With the passage of yet another Election Day we find ourselves in familiar places discussing what the upset means for the losing parties, and what, if anything, will change when the successors take their place. In many of the local races, mostly notably for the three open seats on the Board of Education, the discussion continues to be quite contentious, based on accusations of allegiances to teachers unions and private interests that lie outside of the district.
It should be noted that these contentions are not a flaw in the democratic process, it’s a feature meant to provide momentum, to get people out to vote on Election Day. The specter of a Communist Union or Greedy Corporations serve to not only motivate us through fear, but to frame the conversation in simple terms that appeal to a wider audience. This simplification reduces fact to fiction, and ultimately erodes any pathways towards a potential solution.
Just over a hundred years ago, Ohio Representatives sought to alleviate some of this contention by making our democratic process more responsive to the needs of the people. With the inclusion of the initiative, the recall, and the referendum into the Ohio Constitution, residents could do more than simply vote in an election once every few years. In essence, voters could propose their own laws, veto existing laws, and even remove their representatives from office.
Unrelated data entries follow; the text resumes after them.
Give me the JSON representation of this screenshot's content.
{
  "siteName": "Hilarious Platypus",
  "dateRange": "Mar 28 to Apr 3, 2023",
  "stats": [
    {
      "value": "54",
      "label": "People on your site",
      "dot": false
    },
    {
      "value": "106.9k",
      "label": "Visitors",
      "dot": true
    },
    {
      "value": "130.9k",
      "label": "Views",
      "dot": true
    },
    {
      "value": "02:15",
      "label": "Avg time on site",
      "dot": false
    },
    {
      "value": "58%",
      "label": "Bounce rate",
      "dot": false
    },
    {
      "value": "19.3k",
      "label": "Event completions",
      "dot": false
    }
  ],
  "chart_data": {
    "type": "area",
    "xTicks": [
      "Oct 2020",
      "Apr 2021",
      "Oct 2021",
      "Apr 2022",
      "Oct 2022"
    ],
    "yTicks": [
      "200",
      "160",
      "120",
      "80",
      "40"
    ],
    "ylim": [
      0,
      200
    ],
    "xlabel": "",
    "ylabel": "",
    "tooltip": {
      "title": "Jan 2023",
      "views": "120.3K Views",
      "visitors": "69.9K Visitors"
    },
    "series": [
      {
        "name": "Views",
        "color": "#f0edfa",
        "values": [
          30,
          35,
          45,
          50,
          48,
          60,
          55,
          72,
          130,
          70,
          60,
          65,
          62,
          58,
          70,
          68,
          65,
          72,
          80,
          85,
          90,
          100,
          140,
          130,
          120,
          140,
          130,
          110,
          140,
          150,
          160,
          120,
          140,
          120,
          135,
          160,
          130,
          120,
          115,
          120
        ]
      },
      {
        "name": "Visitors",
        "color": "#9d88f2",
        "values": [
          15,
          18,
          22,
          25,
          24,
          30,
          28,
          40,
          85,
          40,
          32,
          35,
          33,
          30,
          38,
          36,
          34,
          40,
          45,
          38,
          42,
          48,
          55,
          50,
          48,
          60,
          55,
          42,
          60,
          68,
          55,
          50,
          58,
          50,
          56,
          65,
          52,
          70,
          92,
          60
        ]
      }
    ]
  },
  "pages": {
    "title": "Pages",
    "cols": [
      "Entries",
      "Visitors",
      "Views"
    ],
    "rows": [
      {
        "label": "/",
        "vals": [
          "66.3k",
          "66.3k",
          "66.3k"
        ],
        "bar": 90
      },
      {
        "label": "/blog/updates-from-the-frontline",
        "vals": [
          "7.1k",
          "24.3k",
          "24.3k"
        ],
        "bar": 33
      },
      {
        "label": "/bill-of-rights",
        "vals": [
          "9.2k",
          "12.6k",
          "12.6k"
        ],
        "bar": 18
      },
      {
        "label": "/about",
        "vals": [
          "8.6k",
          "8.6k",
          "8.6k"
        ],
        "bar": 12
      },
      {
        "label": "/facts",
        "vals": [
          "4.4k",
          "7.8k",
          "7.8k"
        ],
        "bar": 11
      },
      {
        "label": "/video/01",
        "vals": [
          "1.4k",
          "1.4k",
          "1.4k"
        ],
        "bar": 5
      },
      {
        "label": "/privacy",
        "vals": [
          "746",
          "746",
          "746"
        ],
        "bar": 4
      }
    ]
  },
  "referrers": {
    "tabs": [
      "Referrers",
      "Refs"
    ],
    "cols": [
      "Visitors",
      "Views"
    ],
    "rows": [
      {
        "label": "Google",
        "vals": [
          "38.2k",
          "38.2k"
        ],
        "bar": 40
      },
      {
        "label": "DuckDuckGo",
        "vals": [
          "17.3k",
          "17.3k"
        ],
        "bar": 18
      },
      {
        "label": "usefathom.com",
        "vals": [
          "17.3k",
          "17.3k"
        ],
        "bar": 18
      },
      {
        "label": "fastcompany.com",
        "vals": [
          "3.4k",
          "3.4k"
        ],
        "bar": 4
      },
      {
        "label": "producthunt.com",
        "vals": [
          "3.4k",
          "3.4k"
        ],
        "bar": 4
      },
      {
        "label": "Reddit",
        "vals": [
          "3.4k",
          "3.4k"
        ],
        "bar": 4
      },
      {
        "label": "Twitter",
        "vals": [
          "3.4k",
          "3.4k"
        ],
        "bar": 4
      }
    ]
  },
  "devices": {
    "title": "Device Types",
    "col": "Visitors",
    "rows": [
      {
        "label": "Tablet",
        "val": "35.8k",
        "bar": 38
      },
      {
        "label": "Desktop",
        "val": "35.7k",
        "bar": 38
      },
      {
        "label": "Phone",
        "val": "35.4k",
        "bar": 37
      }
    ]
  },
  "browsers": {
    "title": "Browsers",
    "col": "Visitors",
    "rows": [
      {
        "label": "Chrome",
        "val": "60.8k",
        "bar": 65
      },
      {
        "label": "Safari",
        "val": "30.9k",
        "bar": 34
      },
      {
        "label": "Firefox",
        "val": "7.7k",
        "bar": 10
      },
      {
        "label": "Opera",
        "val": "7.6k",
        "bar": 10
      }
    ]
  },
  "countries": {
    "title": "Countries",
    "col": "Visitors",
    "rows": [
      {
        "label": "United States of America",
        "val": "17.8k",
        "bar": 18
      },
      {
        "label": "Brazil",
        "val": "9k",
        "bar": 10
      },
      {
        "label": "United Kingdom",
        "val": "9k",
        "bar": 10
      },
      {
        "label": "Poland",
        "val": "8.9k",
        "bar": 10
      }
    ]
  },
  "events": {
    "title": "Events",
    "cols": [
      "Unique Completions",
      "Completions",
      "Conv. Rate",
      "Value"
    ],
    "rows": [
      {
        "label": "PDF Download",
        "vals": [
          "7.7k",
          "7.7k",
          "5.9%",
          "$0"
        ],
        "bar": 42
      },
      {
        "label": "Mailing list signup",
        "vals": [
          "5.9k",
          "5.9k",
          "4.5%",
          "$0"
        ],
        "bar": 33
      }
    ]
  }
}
In the early days of our nation, the majority of Americans received their education at home. Teaching was done by the parents or a private tutor if they were fortunate enough to afford one. The Puritans were the first to identify the need for a public education and established schools across New England. After the American Revolution, Thomas Jefferson argued to build an educational system funded by taxpayer dollars, but it wasn’t until 1852 when the first compulsory education laws were passed in Massachusetts, which by 1918 lead to every American child being required to attend public schools.
The responsibility of governing public schools was separated from the city council early on in the history of education. As the demand for public education began to increase, selectmen separated educational governance from city governance and appointed committees in each town to govern local school systems. In 1837, Massachusetts established the first State Board of Education, though the authority remained at the local level as many were distrustful of the state’s ability to represent local interests. The Massachusetts model of governing education spread throughout the colonies and its separation from city council has persisted into the present day.
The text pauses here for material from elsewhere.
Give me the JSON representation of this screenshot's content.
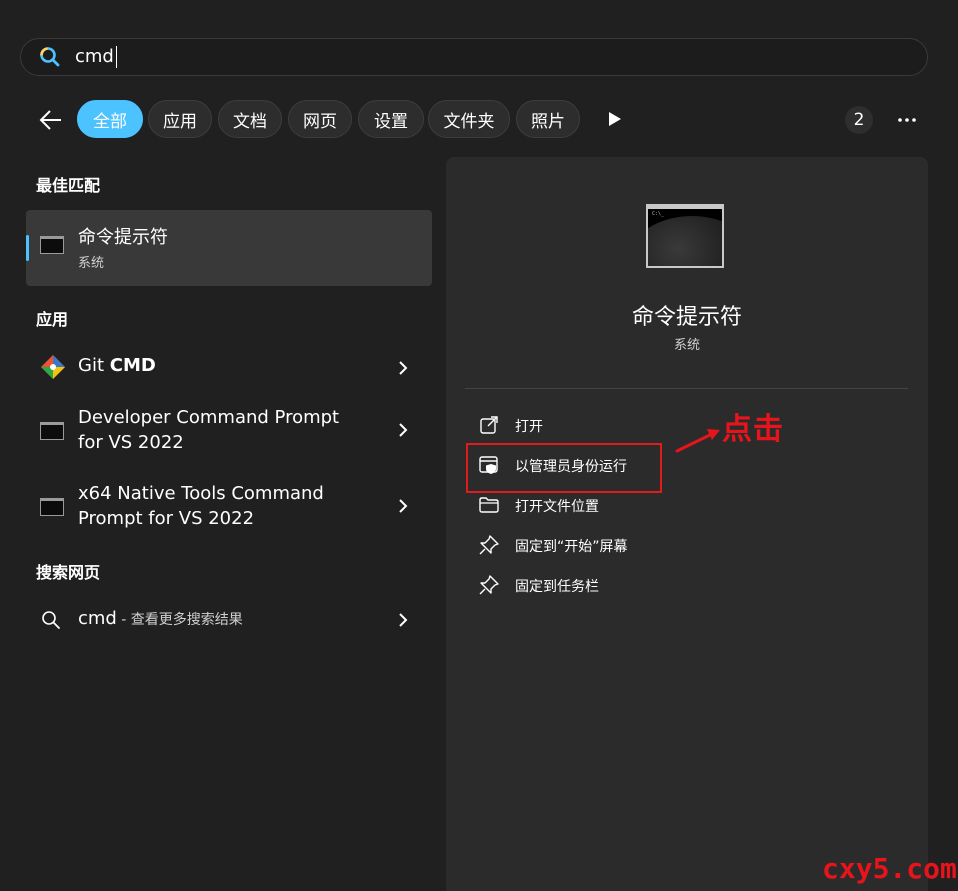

On the surface this would seem to be an ideal model for many of the challenges we face as a nation (including the compulsory healthcare laws which coincidentally originated in Massachusetts). A National Network of State Boards of Education whose authority rests in the hands of local School Boards elected by the community. But when you dig a little deeper into the disconnect between the city and the schools, you see more than a separation of governance. You see the silos which Lori Kershner identified on her website which calls for “better cooperation between the city and the schools.”